The Pragmatic's computer turns out to be quite mad, and changes its name to the rather unsettling "GOD". Right about this time the crew discovers the derelict Earth ship Ridley Scott, and as you might expect, unwillingly bring back an alien life form. It does what any self-respecting alien monster would do: abducts the girl and terrorizes the crew, despite the fact that it's a three-foot tall teddy bear.

Right at the end of Spaced #1, we introduced Barbara Ample by allowing her to try to kill Orson. She was in love with the computer, God. Also appearing for the first time was SIC, a bitter and angry little robot which we invented for the specific purpose of repeatedly killing it violently; my reaction to the profusion of cute star-warsy bots in bad scifi. At this particular time I was heavily influenced by Frank Miller and Dave Sim who were both into dramatic lighting, dramatic lettering and dramatic cliffhangers. Hence all the shadows and closeups and the introduction of the homicidal security officer Snikt.


Snikt and Orson pursue the bear, Lip and Barbara to yet another spaceship. Turns out the bear is a bad filmmaker, and he subjects our heroes to screen tests for his magnum opus, The Naked Abe.

Plenty more over dramatic lighting in this one, and enough zip-a-tone to stun an ox. I was still experimenting with different approaches to penciling and inking. I believe this was inked from fairly rough pencil layouts, which may explain why there is so much solid black.

The bear began as a throwaway parody of Alien for The Comic Informer, but became a major plot thread in the Spaced saga, returning in the last three issues to complete The Naked Abe. In fact, the never-created 14th issue would have been The Naked Abe. More on that later.

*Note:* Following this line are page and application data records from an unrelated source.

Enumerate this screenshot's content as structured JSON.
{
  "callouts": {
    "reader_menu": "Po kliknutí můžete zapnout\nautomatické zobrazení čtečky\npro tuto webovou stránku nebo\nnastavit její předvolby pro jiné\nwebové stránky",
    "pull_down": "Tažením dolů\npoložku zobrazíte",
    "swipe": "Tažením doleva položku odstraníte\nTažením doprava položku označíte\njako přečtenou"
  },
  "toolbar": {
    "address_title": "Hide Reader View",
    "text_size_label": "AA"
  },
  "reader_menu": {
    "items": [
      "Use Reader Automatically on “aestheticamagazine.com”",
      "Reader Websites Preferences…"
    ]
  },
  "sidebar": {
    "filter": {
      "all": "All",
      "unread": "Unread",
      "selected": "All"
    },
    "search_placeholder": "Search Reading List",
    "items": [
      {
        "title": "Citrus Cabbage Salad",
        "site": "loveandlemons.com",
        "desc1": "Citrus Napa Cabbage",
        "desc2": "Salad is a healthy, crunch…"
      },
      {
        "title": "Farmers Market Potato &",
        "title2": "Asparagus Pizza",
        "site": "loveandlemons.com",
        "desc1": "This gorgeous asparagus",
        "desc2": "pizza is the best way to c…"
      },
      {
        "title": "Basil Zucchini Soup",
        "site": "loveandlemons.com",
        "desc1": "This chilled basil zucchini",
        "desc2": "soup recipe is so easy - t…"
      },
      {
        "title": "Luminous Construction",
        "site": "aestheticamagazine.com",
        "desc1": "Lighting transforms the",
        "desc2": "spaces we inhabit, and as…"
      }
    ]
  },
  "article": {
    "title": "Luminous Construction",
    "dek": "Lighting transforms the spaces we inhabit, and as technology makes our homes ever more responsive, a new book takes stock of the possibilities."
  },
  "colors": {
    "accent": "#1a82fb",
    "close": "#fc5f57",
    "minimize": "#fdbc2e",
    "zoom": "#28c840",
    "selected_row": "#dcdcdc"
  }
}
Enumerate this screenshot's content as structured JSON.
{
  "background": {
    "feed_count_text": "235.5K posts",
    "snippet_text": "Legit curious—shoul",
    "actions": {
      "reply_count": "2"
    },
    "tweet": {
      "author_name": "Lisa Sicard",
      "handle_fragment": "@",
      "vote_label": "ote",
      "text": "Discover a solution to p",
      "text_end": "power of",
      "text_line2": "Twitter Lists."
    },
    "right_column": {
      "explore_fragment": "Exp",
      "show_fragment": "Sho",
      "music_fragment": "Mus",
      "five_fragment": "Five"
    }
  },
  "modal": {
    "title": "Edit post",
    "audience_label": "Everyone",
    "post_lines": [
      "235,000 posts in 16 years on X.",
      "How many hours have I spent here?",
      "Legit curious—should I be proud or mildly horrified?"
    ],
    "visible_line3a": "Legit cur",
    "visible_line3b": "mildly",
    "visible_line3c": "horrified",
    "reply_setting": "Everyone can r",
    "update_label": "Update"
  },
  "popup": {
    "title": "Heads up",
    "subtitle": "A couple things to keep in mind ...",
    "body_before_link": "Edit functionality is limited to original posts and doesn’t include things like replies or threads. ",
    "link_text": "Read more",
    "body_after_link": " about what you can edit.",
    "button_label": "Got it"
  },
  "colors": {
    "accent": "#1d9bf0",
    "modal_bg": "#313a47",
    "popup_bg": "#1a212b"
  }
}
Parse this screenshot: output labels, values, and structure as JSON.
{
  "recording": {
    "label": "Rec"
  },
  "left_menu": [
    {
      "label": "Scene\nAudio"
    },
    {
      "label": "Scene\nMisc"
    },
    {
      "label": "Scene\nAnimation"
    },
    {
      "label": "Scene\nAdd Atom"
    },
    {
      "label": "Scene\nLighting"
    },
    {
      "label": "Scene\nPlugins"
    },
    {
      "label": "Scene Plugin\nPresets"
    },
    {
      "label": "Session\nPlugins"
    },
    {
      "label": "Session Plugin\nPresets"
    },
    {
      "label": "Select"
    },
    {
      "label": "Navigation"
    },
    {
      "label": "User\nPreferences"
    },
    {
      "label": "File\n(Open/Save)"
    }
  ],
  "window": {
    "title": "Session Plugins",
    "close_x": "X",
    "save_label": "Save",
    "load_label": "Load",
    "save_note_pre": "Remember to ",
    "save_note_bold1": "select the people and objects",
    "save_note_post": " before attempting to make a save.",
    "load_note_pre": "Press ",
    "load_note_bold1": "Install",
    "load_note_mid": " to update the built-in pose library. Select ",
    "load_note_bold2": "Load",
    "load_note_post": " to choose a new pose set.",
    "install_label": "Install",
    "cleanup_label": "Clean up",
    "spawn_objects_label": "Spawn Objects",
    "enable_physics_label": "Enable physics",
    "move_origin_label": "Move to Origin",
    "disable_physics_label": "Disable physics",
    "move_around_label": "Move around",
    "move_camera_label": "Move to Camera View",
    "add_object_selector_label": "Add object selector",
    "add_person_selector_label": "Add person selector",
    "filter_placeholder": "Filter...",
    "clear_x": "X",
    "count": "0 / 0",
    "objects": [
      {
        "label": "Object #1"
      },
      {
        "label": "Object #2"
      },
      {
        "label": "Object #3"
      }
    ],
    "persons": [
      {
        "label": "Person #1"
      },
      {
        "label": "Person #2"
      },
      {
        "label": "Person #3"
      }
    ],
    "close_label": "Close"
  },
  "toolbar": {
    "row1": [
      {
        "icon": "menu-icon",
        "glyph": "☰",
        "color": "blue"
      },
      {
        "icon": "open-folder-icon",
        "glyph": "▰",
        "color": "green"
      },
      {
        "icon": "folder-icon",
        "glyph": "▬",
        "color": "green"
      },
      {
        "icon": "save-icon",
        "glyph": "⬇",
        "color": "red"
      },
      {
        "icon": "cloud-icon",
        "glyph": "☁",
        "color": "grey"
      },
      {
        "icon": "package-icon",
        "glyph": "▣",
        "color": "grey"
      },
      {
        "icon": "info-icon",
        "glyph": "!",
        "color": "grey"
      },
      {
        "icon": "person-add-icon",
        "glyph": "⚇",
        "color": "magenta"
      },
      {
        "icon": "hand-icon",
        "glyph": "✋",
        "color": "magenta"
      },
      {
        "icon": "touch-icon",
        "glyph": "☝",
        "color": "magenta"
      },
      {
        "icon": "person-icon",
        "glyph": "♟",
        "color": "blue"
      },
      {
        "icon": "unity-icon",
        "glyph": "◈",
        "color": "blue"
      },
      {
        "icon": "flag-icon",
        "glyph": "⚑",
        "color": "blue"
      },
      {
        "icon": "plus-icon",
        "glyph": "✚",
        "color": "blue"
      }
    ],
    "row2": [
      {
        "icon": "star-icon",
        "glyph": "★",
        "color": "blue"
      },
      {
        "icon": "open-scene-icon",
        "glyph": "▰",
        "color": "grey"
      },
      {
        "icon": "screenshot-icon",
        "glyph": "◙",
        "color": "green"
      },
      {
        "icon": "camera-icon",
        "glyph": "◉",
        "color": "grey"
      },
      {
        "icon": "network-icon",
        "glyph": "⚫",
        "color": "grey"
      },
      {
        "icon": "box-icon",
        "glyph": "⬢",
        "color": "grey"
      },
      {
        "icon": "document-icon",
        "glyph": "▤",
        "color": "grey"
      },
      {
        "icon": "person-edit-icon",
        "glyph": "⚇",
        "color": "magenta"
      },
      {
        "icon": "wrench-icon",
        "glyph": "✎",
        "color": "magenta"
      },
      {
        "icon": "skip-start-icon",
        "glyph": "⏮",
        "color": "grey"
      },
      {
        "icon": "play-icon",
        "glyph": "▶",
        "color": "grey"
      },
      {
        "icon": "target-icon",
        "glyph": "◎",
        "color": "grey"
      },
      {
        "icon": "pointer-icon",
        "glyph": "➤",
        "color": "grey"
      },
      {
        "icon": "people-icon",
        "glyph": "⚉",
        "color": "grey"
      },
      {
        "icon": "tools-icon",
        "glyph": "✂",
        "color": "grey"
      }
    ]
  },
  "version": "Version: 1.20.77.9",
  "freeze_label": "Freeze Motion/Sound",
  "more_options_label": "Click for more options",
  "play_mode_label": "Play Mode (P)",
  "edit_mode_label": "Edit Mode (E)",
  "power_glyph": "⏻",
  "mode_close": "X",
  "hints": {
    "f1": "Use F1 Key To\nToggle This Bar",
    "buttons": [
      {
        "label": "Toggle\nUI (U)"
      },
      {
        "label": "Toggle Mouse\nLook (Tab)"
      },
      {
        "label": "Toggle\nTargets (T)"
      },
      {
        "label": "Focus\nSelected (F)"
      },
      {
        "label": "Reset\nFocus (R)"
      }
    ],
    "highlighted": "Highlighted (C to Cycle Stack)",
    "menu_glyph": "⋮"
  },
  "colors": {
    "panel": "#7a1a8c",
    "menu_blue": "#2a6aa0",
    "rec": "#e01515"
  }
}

all images ©1999 by Tom Stazer

No reproduction allowed without consent of Tom Stazer

Like this'll stop you thieving cyber-weasels.